The worlds of real estate, retail, and finance are almost always involved in every home remodeling project. Homebuyers often renovate newly purchased houses to fit their needs or renovate their current homes in hopes of a better selling price. Existing homeowners also renovate to increase the value of their homes, whether they’re looking to sell now or down the road. These scenarios all mean engaging with real estate agents, lenders, contractors and home improvement retailers.
These adjacent industries are called upon to interact on as-needed basis to serve customers and, as with every other type of business, customer data is the main currency of these interactions. These industries are, however, operating almost as if they were unrelated to each other. This lack of collaboration costs them opportunities to grow, capture data and serve customer needs early on, while also creating a fragmented experience for the customer.
The fragmentation problem is not a new one, and data partnerships have already developed in other industries. The travel industry, for example, chose to introduce the travel agency – to act as an aggregator, provide a better customer experience and develop business opportunities for their owners. So what can those working in the home renovation ecosystem take away from exemplary partnerships and accomplish together?
Start with a Renovation Marketplace
Renovation marketplaces are a great place to start because they focus on providing potential home renovators with all their needs in one place. Any successful marketplace should always start by answering key questions the customer may have.
If the industries could capture customers’ intentions early on, they could grow them into opportunities while making the delighted customers’ lives better at the same time. They could also help usher the customers to the other industries, to the mutual benefit of all.
The financial industry could use such opportunities to make customers’ plans a reality by learning more about their projects and budgets, and providing access to loans the moment homeowners begin thinking about renovating.
For members of the retail industry, imagine a situation where you know that a customer will need to buy cabinets for their kitchen three months before they are ordered. That is predictive data at its best.
Think about what a vendor could do to capitalize on that information and provide a better experience for potential customers.
What About the Real Estate Industry?
People who are seeking information about home renovations are often either preparing to sell their homes or thinking of buying homes that they know will need renovating.

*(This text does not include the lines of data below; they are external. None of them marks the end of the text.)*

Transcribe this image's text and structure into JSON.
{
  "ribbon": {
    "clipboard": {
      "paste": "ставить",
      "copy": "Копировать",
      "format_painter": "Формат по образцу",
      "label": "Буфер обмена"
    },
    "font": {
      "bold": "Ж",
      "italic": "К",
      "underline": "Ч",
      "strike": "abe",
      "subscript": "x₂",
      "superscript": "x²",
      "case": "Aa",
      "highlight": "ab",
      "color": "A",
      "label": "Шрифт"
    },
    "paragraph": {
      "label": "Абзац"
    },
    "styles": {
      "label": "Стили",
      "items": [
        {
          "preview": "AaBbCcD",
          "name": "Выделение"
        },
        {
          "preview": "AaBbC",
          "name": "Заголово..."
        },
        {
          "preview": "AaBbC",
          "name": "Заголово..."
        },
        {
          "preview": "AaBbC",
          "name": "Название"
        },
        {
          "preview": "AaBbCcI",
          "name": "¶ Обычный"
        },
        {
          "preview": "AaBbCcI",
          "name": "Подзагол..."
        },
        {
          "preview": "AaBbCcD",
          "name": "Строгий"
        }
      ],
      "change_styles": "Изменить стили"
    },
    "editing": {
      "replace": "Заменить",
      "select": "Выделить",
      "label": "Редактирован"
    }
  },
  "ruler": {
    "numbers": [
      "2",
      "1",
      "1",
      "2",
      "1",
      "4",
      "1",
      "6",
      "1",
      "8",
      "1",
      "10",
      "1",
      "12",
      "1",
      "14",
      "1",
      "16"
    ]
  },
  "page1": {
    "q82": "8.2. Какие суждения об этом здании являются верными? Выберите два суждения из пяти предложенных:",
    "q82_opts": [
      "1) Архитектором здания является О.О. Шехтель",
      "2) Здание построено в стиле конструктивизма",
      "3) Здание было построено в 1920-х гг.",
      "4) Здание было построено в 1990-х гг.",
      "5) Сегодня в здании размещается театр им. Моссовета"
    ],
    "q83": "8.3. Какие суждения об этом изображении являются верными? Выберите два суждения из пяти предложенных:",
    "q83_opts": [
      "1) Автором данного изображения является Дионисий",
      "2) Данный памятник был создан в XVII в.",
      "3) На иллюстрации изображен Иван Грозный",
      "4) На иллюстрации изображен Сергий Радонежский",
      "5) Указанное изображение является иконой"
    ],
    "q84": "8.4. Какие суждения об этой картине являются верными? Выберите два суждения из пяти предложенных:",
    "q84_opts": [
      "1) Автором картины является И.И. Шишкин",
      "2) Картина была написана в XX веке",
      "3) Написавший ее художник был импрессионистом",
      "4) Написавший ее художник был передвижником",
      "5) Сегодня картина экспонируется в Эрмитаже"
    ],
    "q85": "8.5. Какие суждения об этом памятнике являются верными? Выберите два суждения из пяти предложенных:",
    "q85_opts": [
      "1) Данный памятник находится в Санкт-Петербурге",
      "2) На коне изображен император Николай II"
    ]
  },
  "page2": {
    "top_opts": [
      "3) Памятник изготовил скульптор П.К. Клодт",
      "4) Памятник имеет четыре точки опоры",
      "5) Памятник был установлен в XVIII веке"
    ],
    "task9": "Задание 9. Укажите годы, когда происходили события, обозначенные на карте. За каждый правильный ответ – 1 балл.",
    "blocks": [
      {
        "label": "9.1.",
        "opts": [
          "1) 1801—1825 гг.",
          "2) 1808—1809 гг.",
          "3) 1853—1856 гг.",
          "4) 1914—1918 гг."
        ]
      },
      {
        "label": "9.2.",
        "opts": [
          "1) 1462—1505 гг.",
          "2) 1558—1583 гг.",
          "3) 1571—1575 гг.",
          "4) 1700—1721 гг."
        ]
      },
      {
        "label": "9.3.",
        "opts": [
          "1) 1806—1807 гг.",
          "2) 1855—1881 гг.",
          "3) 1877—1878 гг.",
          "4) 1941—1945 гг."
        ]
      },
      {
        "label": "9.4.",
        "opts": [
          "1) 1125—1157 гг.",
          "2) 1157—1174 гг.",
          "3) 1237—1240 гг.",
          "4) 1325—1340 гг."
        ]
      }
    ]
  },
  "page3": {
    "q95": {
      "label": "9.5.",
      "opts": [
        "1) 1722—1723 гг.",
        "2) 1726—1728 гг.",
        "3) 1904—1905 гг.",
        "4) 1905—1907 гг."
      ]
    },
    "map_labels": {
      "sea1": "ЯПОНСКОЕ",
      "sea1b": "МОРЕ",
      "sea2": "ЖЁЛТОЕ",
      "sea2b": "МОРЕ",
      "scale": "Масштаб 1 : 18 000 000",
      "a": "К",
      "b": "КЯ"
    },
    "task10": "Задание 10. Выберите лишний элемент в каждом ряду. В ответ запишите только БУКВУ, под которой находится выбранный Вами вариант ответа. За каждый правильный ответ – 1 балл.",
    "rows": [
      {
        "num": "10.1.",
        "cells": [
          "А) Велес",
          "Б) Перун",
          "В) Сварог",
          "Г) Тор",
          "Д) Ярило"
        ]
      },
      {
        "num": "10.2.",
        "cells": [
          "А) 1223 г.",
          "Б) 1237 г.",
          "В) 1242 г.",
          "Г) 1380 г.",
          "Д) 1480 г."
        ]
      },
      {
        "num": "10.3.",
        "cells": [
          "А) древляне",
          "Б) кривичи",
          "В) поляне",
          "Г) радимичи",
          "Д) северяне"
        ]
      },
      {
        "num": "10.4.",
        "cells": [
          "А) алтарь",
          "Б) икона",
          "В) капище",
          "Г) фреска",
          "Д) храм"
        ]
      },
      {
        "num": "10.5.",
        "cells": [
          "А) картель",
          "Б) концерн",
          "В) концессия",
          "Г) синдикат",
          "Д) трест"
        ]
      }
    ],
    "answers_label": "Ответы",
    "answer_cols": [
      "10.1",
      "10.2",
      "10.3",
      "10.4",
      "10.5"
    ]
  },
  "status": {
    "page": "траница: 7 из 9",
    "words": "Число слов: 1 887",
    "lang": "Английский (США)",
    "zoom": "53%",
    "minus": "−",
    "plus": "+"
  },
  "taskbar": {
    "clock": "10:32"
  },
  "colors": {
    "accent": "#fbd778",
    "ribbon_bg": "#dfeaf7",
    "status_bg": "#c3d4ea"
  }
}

Knowing who is thinking of selling presents great opportunities for real estate businesses to capture valuable listings early on.
So, Why Hasn’t This Collaboration Already Happened?
These industries have a complex array of data points, yet many still live in an offline world. This is still the case for many in the home construction and renovation industries.
Even the most technologically advanced players don’t have systems in place to effectively share their data with adjacent industries, leaving space for companies that use Google to stay at the center, selling ads but not necessarily making their customers happy.
Solving this lack of information flow starts with the democratization and analysis of renovation intent data. By identifying trends about users’ preferences and needs, we can better understand the market and improve their experience.
Technology Bridges the Gap
Technology can bridge the gap for the home renovation, loan, and real estate industries so that they all win, and the customer wins as well.
How to Fix the Experience
Fixing this fragmented experience lies with using a platform similar to Airbnb or OpenTable, where people use tools at each step and answer key questions with minimal intervention.
By creating tools that resolve customer needs and answer their questions – generating valuable data all the while – and then providing access to customers for the invested parties, the renovation experience becomes easier and more satisfying for everyone, including homeowners, financial institutions, and retailers.
With the right data collection methods, partnerships among the industries directly involved in the home renovation, as well as those that are tangentially related, can blossom. The result? A better experience for businesses and consumers alike.
By collaborating and using data and technology, we can change the way people renovate, buy, sell and finance their homes.